So, when the Mormon church claims to no longer practice polygamy it is at best a half truth, which is also known in some circles as a lie. When Elder Cook states that the church is "connected in any way to sects that practice polygamy" he is clearly lying because one of his fellow apostles is a polygamist by the church's own definitions.
Now, about those Fundamentalist Mormons or FLDS that the church would prefer that the media not refer to as Mormons. Where did they come from? Well, prior to 1890 the Mormon prophets repeatedly said that polygamy was an eternal principle and that the practice would never be discontinued and that if it ever was then the church would be in apostasy. So, when the church stopped practicing polygamy some members believed that it was evidence that the leadership had apostatized and fallen and so they formed their own offshoots that continued the doctrines and practices originated by Joseph Smith and Brigham Young.
It's a little difficult to see how the FLDS are not Mormon. They believe in Joseph Smith, they Book of Mormon, and all of the teachings of the pre-1890 church. They follow the doctrines of the founding prophets of the church and refused to follow fallen leaders into apostasy after the LDS rejected polygamy. In fact, I think that they have a better doctrinal case of being the real Mormons. If they seem bizarre to the apostate, mainstream Mormon church then it is just an indication of how far the LDS church has fallen from what it was prior to its 1890 general apostasy.
What we see with the FLDS are the practical results of the "revelation" of Joseph Smith and its implementation by Brigham Young. Polygamy means that there will be a shortage of brides. The result is strong competition among the males for the most desirable girls. This drives the marriages to occur at younger and younger ages in order to lock up the marriages. The logical extreme for the group is similar to other societies where girls are married as soon as they go through puberty and reach child bearing age. Since the primary objective of marriage is children and raising up a righteous generation for God, it is not unexpected that these girls will start having children and become mothers at an early age. This is their highest calling. This is the case even in the mainstream LDS church where women are discouraged from working outside the home and are encouraged to be stay at home mothers. The main difference is that without polygamy, they don't have the same pressure to marry at very young ages.
The other implication that is not currently getting the press it deserves is the implications of polygamy for the males within the FLDS community. If each righteous male has to have 3 wives in order to be saved, then that means that 2 out of 3 males will be unwed. So what do you do? Well, you cull the herd. You need to go through a process that selects the most righteous 1/3 and you get rid of the rest. In fact the FLDS do exactly that and have cast out thousands of young boys to wander homeless.

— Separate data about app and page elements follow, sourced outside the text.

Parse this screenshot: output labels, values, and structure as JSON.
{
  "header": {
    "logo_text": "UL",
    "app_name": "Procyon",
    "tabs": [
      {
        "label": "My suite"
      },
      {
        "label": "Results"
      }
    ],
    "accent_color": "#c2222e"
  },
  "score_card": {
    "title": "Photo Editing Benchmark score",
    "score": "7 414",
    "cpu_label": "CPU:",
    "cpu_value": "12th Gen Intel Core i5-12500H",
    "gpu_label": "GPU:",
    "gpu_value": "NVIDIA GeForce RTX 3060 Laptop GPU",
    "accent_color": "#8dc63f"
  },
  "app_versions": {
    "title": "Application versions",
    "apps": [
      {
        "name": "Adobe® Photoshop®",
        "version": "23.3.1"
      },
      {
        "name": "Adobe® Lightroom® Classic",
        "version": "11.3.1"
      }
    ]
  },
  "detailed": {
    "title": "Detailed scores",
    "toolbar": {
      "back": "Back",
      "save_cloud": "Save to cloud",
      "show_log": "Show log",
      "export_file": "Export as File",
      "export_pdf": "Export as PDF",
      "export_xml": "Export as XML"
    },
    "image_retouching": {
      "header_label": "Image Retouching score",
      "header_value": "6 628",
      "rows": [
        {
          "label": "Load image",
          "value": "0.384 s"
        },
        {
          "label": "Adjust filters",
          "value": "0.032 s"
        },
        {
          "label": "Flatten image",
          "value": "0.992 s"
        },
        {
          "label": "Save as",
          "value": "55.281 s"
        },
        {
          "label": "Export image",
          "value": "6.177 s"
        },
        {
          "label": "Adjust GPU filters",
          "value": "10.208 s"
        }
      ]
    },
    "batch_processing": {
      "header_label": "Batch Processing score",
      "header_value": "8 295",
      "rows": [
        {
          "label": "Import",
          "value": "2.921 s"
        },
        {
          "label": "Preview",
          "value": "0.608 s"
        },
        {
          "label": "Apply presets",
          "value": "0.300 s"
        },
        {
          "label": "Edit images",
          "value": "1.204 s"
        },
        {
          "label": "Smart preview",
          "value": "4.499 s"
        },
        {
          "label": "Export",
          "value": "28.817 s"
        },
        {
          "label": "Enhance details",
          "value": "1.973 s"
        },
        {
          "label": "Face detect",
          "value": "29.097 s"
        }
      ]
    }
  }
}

After being raised in their isolated communities with little education and a profound distrust for non-members they are cast out into a world that they are unprepared to live in. The end result is a culture that systematically produces a stream of homeless boys with severe emotional and social problems.
So, the LDS have deal with the FLDS making the new for continuing on with doctrines that the LDS itself practiced until 1890/1906. And it doesn't like it. Somehow I feel no sympathy for them and hope that many, many more articles are written showing how the two are inextricably linked by their history and doctrines.